*** RECORDED DATA ***
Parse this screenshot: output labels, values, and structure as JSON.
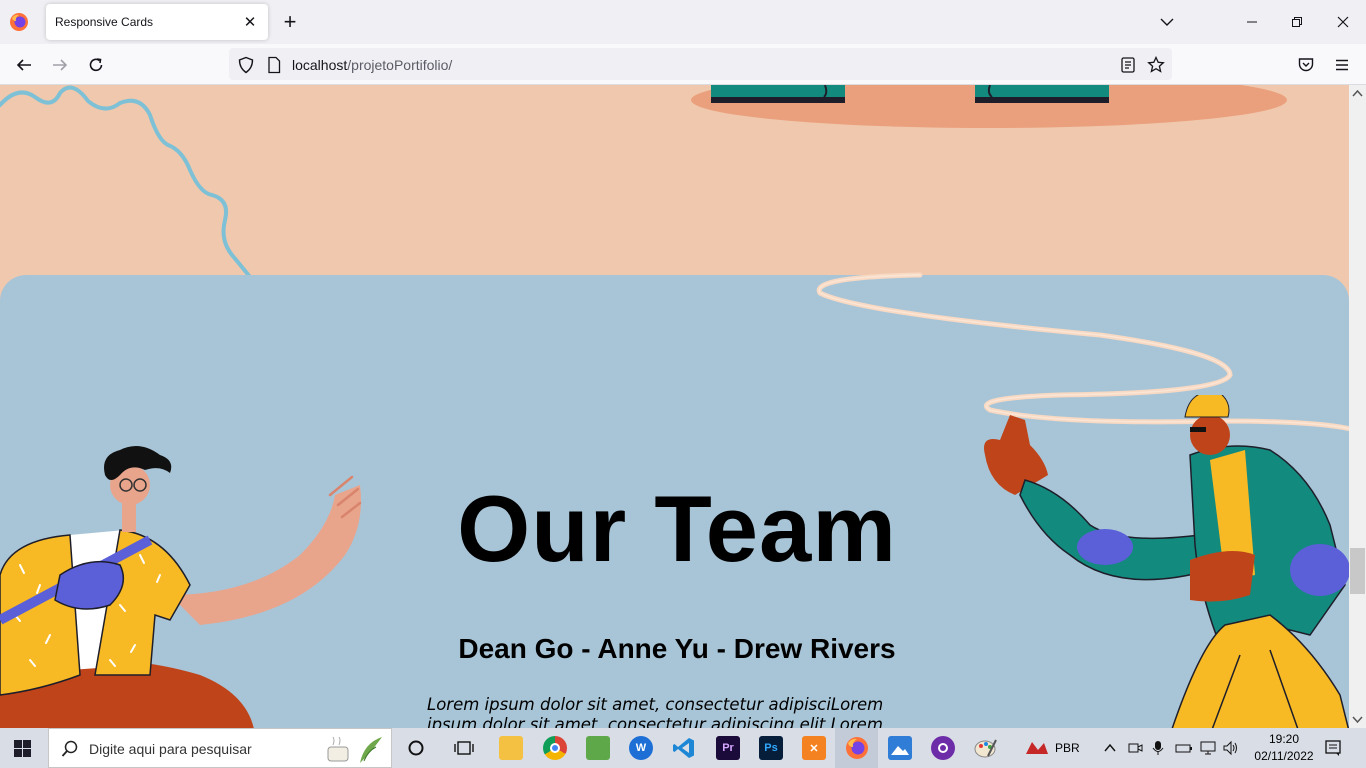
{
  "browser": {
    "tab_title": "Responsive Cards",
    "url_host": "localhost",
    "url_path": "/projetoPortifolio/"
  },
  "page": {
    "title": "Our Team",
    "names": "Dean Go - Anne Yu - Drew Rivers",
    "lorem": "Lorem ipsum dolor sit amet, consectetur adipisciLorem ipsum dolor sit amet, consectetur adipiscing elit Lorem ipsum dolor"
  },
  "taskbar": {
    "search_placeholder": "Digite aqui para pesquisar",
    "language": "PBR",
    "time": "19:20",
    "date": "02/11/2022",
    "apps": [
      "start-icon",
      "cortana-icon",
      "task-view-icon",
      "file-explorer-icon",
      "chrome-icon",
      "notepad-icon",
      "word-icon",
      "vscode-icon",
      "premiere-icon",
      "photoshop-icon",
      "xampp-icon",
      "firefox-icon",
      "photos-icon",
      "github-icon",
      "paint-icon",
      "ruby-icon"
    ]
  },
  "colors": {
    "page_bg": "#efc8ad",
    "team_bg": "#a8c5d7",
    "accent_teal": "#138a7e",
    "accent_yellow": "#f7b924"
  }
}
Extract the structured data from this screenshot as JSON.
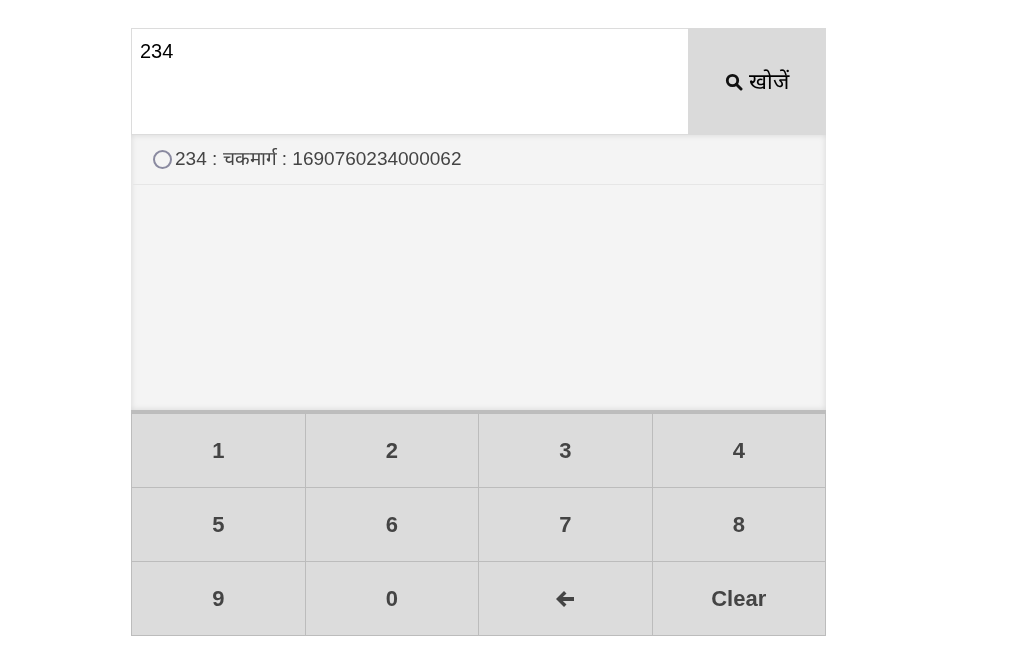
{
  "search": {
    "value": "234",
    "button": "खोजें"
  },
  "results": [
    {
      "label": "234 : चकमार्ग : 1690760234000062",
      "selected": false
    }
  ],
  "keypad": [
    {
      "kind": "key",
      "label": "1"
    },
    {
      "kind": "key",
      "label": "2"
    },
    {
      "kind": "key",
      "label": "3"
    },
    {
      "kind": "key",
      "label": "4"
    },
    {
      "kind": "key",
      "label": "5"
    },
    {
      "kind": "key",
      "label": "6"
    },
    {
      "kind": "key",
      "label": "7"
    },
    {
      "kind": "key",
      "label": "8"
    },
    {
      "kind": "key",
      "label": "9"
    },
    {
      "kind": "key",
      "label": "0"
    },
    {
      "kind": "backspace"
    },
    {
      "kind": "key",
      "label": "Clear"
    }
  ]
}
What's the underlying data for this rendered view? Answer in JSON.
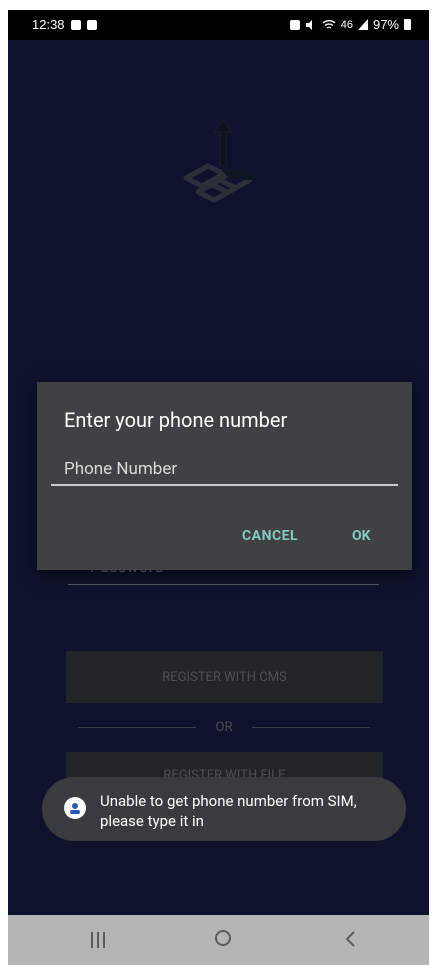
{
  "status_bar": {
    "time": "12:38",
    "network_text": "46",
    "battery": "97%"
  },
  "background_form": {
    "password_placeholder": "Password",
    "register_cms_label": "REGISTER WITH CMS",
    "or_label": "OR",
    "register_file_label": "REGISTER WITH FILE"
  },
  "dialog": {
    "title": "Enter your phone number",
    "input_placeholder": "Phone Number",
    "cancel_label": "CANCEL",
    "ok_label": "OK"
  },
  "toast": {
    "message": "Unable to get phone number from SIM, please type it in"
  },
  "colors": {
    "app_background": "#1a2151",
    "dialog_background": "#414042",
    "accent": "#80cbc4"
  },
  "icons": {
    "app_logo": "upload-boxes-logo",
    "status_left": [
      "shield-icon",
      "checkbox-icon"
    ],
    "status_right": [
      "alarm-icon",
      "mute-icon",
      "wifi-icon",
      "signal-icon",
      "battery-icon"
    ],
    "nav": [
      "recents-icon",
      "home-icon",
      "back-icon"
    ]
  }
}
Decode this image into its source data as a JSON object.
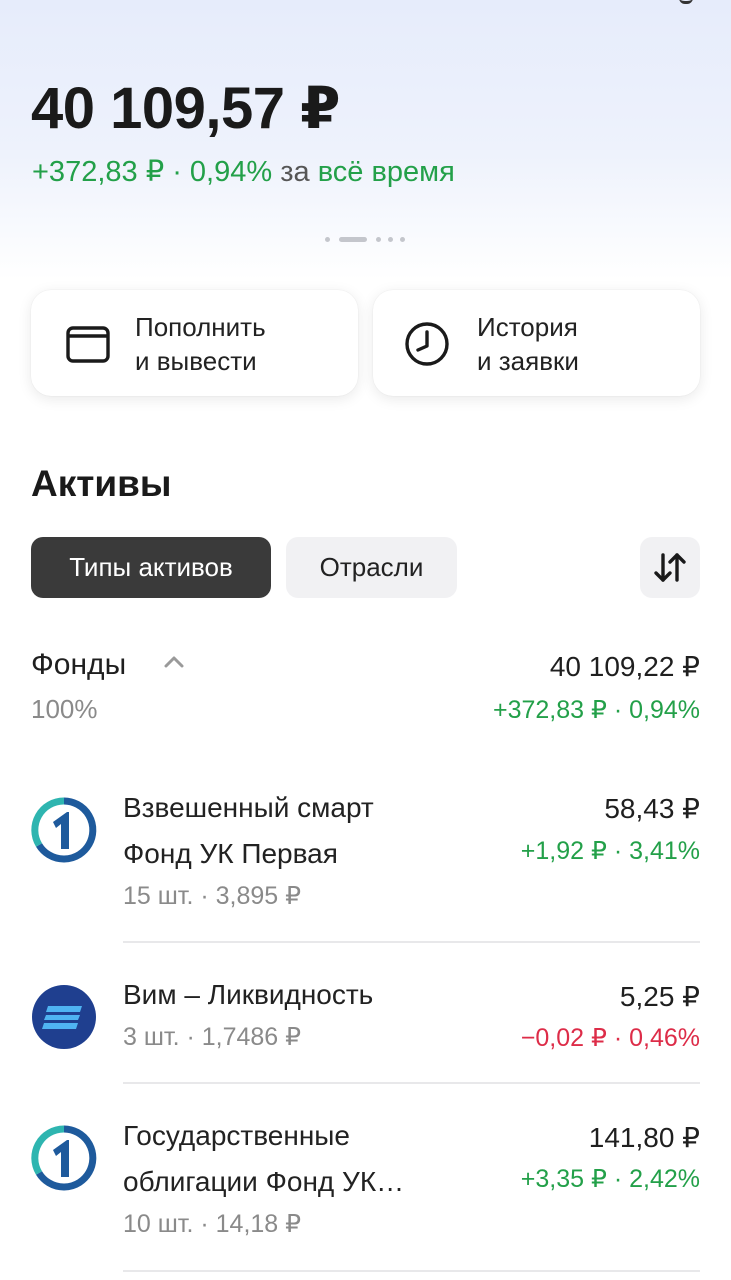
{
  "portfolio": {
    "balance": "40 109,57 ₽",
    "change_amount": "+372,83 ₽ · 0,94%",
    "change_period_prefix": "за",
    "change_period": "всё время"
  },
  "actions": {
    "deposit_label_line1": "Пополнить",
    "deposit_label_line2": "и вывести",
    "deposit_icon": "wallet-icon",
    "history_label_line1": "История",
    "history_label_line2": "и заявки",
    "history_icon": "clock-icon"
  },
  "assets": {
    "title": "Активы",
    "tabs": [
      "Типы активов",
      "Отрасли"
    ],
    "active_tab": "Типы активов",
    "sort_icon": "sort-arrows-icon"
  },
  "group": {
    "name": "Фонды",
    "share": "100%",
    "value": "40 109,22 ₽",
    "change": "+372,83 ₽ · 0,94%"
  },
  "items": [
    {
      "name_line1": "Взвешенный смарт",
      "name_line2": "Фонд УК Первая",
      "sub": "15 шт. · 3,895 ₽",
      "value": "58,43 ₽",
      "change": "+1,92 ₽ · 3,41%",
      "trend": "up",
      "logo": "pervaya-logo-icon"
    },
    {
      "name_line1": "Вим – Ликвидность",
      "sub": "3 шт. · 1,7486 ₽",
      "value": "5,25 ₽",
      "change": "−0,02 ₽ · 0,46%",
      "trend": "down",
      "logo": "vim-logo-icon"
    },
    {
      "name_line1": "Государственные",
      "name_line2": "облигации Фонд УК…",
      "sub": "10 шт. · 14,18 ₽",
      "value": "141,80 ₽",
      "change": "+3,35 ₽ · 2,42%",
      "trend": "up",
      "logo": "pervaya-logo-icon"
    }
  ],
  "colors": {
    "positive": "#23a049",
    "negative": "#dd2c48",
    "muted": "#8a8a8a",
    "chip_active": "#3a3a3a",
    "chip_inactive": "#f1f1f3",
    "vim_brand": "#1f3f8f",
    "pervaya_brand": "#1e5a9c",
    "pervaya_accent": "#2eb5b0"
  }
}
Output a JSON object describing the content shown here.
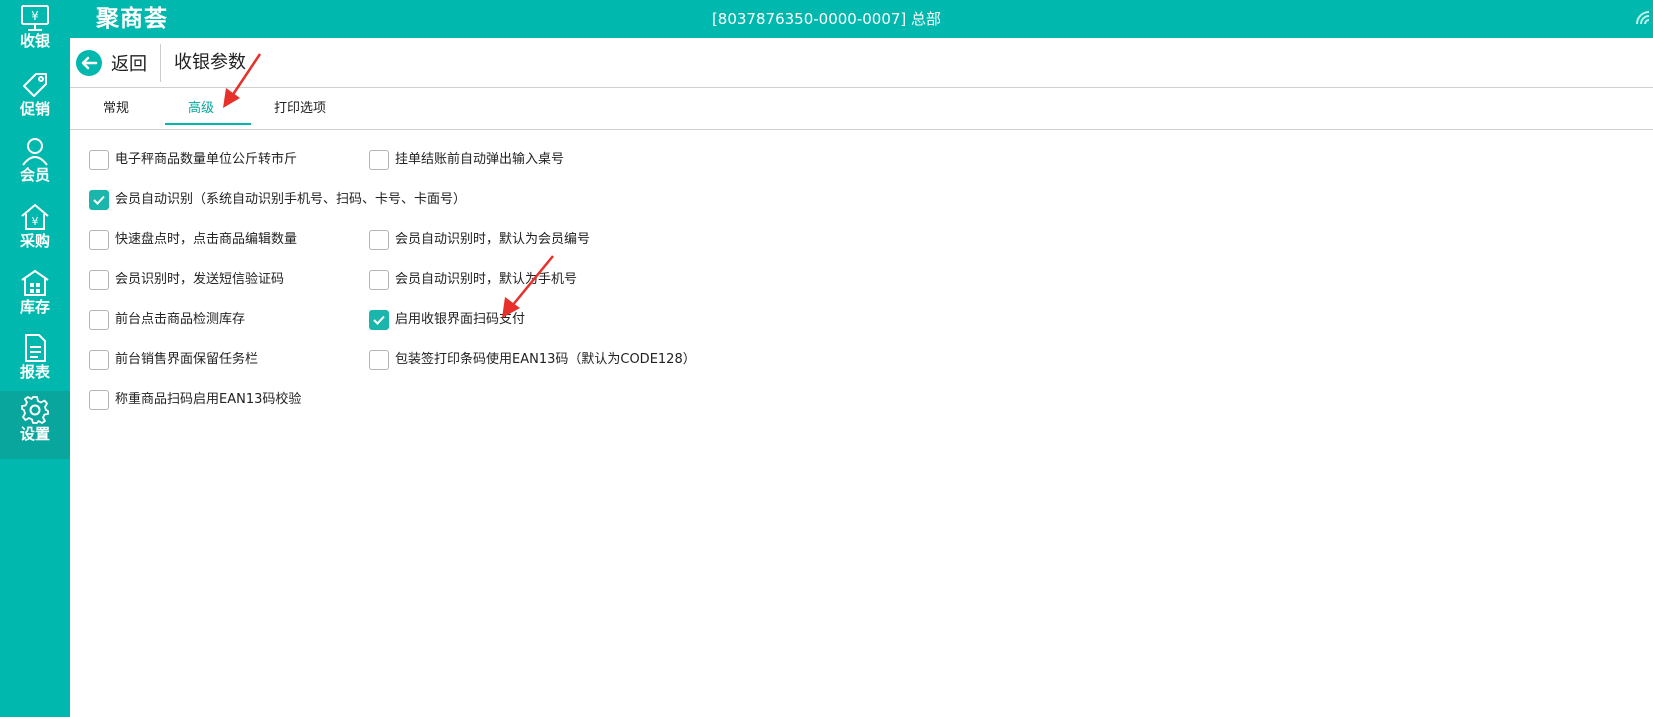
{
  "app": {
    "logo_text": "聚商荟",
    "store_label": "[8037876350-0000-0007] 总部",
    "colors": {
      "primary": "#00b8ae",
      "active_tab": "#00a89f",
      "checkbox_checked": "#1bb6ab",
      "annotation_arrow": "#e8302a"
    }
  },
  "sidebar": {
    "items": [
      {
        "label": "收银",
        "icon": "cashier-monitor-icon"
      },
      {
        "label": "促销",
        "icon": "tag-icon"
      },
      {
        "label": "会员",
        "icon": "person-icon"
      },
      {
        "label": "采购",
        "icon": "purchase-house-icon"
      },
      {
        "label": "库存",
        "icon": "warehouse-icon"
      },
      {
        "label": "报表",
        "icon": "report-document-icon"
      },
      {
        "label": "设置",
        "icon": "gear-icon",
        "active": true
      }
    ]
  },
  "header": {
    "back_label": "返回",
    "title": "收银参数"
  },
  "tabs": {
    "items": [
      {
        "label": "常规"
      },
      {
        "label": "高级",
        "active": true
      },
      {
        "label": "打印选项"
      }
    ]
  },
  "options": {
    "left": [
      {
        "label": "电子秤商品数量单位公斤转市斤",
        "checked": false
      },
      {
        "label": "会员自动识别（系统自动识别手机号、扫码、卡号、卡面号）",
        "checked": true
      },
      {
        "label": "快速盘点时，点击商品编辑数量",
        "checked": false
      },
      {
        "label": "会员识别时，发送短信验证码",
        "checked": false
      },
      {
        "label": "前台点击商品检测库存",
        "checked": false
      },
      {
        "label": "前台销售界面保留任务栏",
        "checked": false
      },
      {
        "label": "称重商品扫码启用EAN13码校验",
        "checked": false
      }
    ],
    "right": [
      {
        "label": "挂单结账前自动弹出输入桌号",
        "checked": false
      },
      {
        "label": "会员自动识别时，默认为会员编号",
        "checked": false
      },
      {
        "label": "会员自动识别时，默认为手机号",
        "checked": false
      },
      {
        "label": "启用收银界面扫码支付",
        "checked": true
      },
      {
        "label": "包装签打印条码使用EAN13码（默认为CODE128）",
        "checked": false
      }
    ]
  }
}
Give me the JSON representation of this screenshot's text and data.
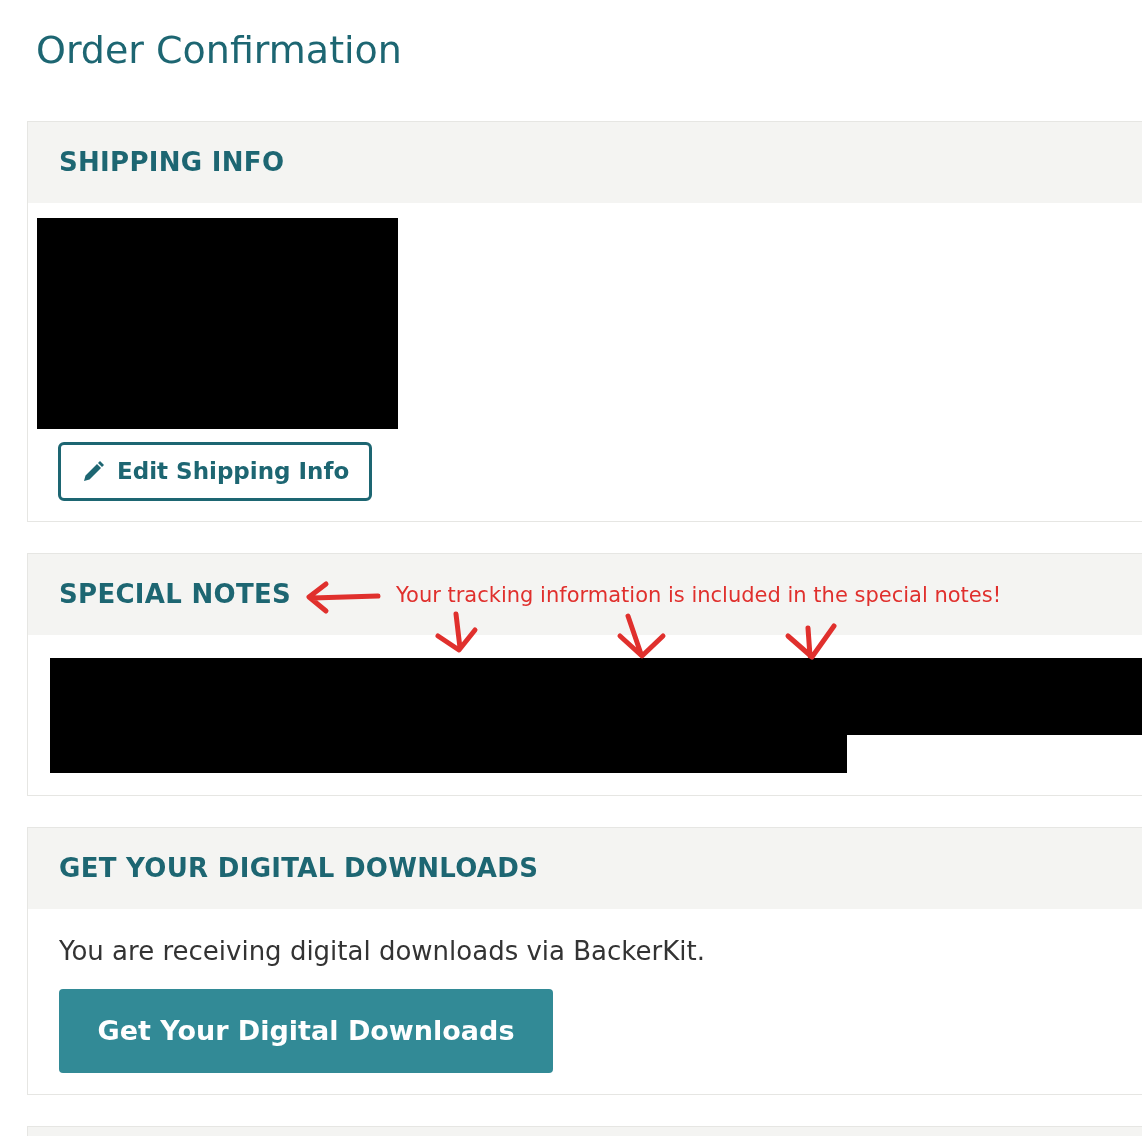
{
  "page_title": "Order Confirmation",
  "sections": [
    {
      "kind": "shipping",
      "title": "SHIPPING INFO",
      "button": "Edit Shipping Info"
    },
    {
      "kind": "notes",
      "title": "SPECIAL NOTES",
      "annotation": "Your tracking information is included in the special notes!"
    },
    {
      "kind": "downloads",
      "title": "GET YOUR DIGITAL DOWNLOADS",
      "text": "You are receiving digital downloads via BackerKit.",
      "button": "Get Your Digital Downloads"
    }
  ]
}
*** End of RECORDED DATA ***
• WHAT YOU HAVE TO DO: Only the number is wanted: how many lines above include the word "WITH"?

• PROBLEM SOLUTION: 2